**Problem to work on:** Which lines below contain the word "Private"? Copy each of them.
*** Opening Data provided ***
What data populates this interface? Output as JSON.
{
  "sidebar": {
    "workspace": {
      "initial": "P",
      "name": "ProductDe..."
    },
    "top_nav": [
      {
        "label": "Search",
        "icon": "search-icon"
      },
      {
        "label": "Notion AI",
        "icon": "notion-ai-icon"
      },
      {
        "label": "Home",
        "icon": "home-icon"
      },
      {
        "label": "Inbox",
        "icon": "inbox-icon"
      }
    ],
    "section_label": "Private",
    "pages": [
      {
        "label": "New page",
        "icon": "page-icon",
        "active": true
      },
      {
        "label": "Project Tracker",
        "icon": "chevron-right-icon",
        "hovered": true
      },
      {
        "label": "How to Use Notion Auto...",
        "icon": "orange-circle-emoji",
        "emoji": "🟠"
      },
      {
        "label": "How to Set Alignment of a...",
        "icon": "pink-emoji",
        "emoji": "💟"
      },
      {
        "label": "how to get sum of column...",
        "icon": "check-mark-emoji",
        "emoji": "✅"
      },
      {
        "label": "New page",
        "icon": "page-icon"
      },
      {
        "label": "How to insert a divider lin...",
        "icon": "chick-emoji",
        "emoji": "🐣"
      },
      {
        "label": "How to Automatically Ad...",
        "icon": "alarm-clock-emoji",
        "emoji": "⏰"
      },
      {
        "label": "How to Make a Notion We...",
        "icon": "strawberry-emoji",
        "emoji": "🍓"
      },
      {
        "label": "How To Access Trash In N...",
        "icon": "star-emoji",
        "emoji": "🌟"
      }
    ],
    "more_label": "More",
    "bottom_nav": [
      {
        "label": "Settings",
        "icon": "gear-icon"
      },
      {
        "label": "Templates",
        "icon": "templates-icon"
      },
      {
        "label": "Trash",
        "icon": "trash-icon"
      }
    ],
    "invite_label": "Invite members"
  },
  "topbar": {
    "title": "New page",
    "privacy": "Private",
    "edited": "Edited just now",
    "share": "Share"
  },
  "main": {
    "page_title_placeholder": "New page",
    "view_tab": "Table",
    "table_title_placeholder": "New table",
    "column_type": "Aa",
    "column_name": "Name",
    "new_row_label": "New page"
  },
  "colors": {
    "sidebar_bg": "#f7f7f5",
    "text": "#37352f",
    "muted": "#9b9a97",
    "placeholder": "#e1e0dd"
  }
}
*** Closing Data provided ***
**Expected output:**
    "section_label": "Private",
    "privacy": "Private",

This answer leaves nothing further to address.